=== SUPPLIED RECORDS ===
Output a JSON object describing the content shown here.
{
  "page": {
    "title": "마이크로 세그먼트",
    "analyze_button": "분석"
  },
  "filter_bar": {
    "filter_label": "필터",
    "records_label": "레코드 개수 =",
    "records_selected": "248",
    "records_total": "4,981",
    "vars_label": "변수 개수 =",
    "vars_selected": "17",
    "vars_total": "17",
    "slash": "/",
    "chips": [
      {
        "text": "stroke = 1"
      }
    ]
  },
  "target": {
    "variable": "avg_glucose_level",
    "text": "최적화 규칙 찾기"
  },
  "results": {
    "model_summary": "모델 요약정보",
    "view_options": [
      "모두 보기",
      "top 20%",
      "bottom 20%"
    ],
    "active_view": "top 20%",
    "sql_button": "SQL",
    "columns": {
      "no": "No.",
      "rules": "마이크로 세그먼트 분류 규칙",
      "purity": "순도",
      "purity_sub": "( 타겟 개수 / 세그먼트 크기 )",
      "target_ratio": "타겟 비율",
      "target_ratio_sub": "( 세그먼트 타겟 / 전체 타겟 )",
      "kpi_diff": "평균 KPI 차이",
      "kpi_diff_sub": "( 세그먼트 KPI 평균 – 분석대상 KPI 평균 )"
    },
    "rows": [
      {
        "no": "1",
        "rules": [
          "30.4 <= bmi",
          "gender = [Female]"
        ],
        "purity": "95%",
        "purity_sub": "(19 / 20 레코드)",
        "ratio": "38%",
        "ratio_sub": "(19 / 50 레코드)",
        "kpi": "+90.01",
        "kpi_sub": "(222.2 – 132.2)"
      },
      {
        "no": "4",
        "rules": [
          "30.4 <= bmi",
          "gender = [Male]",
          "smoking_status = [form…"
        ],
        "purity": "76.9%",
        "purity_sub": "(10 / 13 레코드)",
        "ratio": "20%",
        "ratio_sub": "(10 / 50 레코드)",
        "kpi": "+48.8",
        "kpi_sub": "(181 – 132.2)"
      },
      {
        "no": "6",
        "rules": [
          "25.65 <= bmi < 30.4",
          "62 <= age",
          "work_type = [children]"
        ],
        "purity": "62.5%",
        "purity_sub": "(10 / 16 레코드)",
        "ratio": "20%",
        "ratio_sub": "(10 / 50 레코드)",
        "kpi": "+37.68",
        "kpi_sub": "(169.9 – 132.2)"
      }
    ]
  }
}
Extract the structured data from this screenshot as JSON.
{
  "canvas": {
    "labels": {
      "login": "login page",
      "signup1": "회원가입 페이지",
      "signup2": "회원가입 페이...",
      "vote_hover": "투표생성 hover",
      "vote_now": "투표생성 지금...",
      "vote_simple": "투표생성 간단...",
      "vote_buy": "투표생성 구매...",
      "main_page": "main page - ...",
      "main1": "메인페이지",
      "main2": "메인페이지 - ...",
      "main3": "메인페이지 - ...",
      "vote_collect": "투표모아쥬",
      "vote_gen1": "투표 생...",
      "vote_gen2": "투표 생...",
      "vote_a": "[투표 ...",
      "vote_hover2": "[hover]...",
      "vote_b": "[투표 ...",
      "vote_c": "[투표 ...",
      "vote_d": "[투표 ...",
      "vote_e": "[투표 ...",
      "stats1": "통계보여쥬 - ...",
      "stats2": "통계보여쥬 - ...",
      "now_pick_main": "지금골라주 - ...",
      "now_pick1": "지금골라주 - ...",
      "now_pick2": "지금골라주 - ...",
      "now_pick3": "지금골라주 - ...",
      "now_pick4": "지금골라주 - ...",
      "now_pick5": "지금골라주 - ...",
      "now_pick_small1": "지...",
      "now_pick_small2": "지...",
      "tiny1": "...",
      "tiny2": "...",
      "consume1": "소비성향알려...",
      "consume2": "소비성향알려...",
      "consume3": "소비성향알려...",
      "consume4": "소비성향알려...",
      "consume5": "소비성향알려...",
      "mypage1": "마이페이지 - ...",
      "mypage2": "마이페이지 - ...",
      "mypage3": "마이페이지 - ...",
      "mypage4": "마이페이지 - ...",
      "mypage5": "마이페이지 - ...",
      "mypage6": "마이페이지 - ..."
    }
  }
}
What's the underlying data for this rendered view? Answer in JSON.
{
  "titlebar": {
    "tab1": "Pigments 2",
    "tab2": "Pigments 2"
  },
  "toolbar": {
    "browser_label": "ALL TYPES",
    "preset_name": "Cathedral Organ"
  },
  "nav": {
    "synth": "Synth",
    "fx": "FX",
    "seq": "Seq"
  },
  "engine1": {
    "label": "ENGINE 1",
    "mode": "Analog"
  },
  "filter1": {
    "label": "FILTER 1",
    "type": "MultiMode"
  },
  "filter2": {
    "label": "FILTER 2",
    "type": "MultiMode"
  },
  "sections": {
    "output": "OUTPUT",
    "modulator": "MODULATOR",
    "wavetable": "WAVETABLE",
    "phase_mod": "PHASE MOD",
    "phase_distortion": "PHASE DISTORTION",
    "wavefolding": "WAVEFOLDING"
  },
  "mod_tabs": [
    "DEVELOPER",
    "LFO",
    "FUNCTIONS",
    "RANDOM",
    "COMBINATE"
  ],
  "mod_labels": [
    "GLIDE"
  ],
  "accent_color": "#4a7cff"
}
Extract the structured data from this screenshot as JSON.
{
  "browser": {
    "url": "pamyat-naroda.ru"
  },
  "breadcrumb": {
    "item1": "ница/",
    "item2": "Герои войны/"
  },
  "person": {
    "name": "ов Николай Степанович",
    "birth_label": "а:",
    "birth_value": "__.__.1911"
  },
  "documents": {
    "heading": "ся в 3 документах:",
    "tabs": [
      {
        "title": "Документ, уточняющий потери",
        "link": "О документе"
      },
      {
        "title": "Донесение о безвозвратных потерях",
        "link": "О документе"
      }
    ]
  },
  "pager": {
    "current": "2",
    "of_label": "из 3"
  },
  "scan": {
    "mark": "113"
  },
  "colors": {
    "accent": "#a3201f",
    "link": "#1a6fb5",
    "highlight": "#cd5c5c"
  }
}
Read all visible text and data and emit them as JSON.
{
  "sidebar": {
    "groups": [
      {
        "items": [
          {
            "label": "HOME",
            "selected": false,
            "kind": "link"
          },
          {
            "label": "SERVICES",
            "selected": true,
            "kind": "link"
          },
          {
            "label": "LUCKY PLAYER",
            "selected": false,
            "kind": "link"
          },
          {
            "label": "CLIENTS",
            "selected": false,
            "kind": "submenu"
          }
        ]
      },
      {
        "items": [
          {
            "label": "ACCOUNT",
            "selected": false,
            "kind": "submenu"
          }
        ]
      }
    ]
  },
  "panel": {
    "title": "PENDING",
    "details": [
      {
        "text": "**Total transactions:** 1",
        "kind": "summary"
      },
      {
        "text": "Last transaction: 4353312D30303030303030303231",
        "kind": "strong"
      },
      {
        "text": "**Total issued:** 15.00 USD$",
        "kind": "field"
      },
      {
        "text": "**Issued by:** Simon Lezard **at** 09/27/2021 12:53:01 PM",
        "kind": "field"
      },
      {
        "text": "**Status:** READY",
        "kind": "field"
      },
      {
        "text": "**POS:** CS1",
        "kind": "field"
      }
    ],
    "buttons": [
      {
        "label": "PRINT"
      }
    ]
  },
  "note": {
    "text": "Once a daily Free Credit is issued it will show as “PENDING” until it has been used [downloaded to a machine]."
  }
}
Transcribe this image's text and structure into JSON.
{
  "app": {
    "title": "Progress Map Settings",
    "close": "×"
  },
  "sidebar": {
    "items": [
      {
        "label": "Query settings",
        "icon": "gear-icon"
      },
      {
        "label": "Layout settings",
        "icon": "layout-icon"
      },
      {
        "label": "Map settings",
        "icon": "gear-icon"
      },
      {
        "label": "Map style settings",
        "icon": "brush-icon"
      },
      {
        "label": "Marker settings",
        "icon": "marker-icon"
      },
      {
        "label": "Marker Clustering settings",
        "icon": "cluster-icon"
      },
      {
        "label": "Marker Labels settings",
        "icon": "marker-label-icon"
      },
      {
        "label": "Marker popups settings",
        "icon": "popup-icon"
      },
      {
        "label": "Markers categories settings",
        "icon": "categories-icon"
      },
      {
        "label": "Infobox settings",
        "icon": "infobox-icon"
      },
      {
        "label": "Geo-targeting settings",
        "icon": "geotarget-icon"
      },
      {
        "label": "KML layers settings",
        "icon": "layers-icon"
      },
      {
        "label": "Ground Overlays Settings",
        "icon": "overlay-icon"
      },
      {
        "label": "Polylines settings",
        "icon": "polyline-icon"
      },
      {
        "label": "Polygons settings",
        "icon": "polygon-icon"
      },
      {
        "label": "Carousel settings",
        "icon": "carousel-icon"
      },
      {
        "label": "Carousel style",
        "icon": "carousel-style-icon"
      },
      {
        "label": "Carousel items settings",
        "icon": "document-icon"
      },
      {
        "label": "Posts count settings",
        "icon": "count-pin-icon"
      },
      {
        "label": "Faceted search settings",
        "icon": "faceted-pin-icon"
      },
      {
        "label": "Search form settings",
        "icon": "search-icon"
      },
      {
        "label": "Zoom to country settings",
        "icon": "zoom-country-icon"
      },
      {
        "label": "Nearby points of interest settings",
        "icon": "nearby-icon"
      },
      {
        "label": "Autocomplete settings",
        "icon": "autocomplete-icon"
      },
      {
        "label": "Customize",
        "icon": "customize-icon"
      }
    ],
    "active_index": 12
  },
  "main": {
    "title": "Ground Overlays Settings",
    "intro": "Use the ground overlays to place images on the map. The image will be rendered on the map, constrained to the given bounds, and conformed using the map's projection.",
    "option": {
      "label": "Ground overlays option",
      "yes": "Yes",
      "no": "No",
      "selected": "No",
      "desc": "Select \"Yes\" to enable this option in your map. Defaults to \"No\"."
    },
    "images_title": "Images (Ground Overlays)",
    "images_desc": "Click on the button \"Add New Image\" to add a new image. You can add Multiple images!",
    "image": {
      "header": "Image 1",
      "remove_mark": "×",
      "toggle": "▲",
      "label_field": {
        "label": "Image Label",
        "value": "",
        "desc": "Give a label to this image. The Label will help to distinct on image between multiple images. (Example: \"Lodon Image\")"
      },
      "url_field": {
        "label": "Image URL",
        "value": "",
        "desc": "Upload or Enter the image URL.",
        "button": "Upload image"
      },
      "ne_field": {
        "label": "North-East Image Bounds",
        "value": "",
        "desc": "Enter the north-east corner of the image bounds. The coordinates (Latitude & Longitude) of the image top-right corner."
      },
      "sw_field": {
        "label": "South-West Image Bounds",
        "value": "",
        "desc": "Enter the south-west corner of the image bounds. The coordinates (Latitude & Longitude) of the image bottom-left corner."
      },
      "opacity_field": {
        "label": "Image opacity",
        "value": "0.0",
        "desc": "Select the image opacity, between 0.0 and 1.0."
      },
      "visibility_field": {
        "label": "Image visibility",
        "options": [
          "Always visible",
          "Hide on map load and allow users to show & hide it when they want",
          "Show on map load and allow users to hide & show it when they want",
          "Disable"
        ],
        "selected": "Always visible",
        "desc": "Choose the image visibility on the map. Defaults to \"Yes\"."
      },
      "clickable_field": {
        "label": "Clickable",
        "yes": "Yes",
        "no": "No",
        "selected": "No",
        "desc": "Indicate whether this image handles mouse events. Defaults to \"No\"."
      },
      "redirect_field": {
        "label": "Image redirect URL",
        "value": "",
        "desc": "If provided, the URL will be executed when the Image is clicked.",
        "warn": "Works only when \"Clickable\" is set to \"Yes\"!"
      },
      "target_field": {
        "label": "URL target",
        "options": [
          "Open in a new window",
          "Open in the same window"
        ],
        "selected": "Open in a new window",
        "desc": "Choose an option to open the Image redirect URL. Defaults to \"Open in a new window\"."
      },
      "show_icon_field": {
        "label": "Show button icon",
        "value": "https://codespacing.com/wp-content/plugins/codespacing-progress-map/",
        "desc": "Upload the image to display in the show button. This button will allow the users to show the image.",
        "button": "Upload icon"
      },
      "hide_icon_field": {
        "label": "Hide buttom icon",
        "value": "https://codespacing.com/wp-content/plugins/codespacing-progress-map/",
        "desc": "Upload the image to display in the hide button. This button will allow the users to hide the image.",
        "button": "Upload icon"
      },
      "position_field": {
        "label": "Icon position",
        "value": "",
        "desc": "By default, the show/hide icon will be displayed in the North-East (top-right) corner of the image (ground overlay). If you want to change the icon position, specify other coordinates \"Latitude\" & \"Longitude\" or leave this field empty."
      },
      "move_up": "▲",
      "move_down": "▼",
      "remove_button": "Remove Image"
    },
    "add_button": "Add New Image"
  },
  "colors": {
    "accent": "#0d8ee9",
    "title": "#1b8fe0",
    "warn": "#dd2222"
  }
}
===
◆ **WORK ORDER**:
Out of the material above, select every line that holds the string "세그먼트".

◆ **ANSWER AREA**:
    "title": "마이크로 세그먼트",
      "rules": "마이크로 세그먼트 분류 규칙",
      "purity_sub": "( 타겟 개수 / 세그먼트 크기 )",
      "target_ratio_sub": "( 세그먼트 타겟 / 전체 타겟 )",
      "kpi_diff_sub": "( 세그먼트 KPI 평균 – 분석대상 KPI 평균 )"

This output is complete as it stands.